Website and app data records:
-- Opening Marker --

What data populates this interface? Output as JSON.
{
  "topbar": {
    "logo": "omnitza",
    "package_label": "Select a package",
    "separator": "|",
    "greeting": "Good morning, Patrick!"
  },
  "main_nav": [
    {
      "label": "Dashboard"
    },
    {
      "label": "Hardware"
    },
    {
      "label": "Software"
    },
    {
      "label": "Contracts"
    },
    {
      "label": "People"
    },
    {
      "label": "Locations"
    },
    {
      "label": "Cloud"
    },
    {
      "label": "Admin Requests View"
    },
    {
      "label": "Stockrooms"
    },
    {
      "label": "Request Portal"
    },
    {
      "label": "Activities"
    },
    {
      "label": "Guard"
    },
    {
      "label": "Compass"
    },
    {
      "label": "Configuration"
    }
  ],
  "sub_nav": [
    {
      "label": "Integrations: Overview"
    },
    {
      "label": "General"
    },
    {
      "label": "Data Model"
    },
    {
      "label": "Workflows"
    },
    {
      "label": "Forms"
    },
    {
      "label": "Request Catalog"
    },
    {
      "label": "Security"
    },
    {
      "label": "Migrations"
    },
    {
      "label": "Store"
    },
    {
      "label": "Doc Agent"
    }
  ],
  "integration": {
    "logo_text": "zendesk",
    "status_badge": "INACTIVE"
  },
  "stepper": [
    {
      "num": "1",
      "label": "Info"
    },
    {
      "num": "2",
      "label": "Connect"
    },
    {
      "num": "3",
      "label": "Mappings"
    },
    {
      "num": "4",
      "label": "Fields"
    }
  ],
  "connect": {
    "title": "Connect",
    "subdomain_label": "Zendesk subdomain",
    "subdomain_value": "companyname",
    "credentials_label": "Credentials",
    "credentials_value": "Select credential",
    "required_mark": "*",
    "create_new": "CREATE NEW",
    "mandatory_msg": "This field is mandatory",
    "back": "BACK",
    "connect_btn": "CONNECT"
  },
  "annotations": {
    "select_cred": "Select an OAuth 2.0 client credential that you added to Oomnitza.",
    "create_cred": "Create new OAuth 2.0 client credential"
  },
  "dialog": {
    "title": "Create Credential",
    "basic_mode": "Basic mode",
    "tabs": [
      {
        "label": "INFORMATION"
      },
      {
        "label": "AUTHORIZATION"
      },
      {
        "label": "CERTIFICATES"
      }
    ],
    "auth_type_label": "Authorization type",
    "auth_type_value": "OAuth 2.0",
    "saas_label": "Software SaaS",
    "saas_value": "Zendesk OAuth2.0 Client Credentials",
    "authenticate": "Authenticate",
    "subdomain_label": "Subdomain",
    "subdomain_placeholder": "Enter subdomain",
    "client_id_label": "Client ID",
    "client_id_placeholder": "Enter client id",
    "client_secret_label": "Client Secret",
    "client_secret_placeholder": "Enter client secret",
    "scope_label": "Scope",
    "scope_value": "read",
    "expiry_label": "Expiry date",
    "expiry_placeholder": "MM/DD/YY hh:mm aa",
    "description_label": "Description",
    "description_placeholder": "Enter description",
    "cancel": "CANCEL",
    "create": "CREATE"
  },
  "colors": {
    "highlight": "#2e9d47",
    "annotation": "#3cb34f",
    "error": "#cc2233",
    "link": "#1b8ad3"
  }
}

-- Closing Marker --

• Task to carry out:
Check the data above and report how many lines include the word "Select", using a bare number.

• Task solution:
3